John Cook, 76, isn't letting the number of his age restrict the miles that he pedals
For some perspective on the physical -- and mental -- capabilities of 76-year-old cyclist John Cook, consider this: Even if he were to ride one mile for every year of his age, he'd still cover only about three-quarters of the 100 miles he pumped out during the Honolulu Century Ride at the end of September.
Cook was one of more than 3,500 riders in the 26th edition of Hawaii's oldest and largest cycling event. And while the HCR is technically a "ride" in which participants pedal at their own pace rather than race, Cook's time of 9 hours, 6 minutes and 31 seconds -- for an average speed better than 10 miles per hour -- is nevertheless a monumental achievement for someone his age.

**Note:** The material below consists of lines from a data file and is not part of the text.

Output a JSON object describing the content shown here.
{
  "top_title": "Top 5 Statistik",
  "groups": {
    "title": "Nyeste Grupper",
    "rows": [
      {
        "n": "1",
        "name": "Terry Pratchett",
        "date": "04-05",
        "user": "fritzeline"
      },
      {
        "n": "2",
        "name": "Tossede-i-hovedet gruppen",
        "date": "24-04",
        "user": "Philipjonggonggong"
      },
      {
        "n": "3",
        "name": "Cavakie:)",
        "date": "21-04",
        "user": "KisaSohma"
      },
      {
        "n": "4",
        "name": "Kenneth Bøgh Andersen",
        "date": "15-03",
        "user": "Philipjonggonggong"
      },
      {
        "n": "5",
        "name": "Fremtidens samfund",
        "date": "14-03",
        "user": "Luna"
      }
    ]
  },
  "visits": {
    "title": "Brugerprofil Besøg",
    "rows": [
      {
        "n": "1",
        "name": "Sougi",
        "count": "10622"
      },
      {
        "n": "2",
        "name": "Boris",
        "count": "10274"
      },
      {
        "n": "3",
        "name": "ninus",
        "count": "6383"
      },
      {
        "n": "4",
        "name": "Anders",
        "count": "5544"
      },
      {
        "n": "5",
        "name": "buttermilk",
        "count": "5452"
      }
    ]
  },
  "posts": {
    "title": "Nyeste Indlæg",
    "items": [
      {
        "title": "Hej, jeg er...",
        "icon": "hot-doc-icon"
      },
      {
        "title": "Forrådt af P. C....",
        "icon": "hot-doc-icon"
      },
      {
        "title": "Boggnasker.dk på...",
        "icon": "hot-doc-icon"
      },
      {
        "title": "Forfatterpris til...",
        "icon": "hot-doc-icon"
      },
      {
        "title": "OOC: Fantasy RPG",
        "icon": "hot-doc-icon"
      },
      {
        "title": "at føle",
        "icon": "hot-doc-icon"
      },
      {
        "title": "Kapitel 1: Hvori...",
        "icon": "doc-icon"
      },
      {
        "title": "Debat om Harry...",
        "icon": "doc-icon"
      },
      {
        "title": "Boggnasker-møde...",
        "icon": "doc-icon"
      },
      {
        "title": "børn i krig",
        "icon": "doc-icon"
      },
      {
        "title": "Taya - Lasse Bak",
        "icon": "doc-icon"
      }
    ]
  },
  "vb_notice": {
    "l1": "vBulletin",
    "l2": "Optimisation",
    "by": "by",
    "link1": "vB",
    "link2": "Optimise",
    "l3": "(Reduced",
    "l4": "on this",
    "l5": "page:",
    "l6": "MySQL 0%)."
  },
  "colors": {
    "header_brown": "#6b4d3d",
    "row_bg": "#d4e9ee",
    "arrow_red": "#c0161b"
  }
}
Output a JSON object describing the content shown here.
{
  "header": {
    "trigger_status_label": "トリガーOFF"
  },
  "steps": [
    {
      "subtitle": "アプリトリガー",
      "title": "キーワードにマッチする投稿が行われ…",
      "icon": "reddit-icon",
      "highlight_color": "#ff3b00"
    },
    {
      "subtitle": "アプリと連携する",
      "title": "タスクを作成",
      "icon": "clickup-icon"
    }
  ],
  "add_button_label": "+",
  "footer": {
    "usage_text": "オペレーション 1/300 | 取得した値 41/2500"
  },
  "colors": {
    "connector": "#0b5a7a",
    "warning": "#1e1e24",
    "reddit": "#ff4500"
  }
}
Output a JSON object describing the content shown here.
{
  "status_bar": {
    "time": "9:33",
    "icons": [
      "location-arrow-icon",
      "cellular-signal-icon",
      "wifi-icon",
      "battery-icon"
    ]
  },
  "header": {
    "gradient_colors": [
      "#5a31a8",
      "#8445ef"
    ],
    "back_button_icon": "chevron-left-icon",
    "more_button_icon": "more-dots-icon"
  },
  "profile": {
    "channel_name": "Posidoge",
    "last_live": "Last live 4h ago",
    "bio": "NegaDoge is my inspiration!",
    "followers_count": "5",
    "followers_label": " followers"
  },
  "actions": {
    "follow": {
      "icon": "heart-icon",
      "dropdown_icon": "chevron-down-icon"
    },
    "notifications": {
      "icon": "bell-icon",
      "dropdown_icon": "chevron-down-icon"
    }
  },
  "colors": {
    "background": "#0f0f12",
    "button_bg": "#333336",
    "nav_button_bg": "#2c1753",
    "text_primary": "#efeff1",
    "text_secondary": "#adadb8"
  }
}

"I like to ride, and enjoy it," said Cook, who originally is from Fond du Lac, Wis., but has lived full time in Waikiki for the past five years with his wife, Margo. "Last year was my first year, but I hadn't been doing a lot of riding, so I just did 75 miles. But this year, why, I did the whole enchilada. It's good exercise."
Sure, good exercise for some, but pure torture to impossible mission for many others -- and not just those in his demographic. Cook is hardly like most any septuagenarian. The full yet sinewy muscles he's packing on his tanned arms and particularly his legs typically belong to athletes much younger. Same goes for the odometer reading of 4,304.2 total miles on his full-suspension Mongoose mountain bike, which he's been riding on both road and trail tires for eight years.
"I prefer to mountain-bike," explained Cook, "but it's hard to find somebody my age who wants to do it. ... Since I've been here, my road tires have been doing double time. But I still get the best of both worlds."
Cook said a key to his sustained health and fitness is that he has kept active his whole life, from playing football in high school to regularly diving, hiking and kayaking, among other activities, afterward.
A former sailor who built and then sailed and lived -- along with Margo -- on his own boat for many years and long distances, Cook is still a woodworker with his own Honolulu shop, the Master Craftsman.
Cook didn't get heavily into cycling until about 12 years ago, but he simply never viewed entering his golden years as reason to stop challenging himself. His regular routine is a 10-mile ride from his condo to the Kahala Resort and back, three to four times a week. Far from done with cycling events, he hopes to participate in the 50-day, 3,629-mile Across America North ride from Oregon to New Hampshire in the near future.
"I just can't see myself sitting on a front porch in a rocker. I just can't sit around and do nothing," Cook said. "That's why I'm riding a bicycle. And I'm hoping that if people see this, they might say, 'Well, if he can do it, why can't I?'"